**Required action:** In the entries that follow, find every line containing "title" and copy it.
━━━━━━━━━━━━━━━━━━━━
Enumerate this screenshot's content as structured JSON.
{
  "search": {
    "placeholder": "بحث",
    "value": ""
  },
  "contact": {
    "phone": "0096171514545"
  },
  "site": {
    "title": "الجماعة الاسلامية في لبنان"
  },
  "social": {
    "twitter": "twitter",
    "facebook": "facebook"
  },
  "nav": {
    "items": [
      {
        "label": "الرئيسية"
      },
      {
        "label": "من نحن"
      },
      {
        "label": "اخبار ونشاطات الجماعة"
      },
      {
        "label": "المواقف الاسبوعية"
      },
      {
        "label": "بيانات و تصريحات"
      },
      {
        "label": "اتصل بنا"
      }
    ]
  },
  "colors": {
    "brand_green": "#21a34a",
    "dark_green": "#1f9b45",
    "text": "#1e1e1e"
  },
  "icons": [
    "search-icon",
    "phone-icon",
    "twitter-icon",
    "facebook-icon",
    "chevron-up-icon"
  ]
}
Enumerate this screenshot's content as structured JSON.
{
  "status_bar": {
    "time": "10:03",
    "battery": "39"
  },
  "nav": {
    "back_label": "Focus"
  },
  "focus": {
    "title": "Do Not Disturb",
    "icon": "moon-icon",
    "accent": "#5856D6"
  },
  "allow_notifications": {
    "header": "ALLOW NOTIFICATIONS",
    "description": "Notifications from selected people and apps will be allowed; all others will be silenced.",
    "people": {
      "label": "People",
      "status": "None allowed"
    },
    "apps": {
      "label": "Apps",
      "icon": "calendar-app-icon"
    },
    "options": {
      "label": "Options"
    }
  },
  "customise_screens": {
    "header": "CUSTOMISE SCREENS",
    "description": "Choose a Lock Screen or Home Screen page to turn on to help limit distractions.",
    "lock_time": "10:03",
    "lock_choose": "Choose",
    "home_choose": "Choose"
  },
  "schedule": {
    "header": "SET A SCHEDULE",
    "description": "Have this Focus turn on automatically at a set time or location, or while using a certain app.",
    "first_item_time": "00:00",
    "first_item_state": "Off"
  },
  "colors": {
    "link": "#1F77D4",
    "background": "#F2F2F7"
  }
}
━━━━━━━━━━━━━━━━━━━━
**Result:**
    "title": "الجماعة الاسلامية في لبنان"
    "title": "Do Not Disturb",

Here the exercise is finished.